American Minute with Bill Federer

The groans of a dying man kept him awake in the little inn outside New York. He was hardened to the cries because a college friend at Brown University had persuaded him to be an atheist. The next morning he learned the man who died in the night was none other than his college friend. This rude awakening led him to become one of America’s first foreign missionaries.

His name was Adoniram Judson, born in Massachusetts, August 9, 1788, and he became one of America’s first overseas missionaries.

At age 23, and his wife 22, they sailed from New England on FEBRUARY 19, 1812, for Calcutta, India, but were forced by the British East India Tea Company to Rangoon, Burma. They preached in Burmese, translated Scriptures and started schools. Enduring hardships, Adoniram was imprisoned during the Burmese War. He later gained respect from the Burmese and British officials, translating his English-Burmese Dictionary and the Bible.

By his death, there were 63 churches, 123 ministers and over 7,000 baptized Christians in Burma. Adoniram wrote:

“How do Christians discharge this trust committed to them? They let three fourths of the world sleep the sleep of death, ignorant of the simple truth that a Savior died for them.”
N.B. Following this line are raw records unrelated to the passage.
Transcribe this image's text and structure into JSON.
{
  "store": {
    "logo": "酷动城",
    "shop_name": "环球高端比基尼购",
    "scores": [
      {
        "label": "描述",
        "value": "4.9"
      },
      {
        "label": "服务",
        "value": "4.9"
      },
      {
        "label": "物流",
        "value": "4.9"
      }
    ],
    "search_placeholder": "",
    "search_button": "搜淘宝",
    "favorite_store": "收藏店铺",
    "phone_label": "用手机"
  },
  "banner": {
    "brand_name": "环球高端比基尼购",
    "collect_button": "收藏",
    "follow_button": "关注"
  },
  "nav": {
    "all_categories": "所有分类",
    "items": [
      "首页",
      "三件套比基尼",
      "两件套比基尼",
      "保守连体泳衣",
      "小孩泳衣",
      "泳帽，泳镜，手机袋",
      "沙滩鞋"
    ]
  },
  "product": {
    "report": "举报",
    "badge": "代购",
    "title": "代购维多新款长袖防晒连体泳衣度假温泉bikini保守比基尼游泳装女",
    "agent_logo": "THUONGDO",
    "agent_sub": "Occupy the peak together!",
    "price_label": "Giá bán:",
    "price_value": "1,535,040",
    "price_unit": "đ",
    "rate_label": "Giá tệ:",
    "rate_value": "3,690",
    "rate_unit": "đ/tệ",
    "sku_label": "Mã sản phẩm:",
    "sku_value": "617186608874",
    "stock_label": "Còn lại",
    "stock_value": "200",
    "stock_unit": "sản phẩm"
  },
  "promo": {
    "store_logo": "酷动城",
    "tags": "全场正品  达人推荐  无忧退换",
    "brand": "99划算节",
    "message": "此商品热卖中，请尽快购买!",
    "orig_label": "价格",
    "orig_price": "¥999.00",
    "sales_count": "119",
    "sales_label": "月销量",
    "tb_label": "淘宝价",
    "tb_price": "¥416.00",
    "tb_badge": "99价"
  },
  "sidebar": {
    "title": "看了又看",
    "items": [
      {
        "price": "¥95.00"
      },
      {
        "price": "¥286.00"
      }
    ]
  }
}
Bill FedererSelf-Educated American contributing editor, William J. Federer, is the bestselling author of “Backfired: A Nation Born for Religious Tolerance no Longer Tolerates Religion,” and numerous other books. A frequent radio and television guest, his daily American Minute is broadcast nationally via radio, television, and Internet. Check out all of Bill’s books here.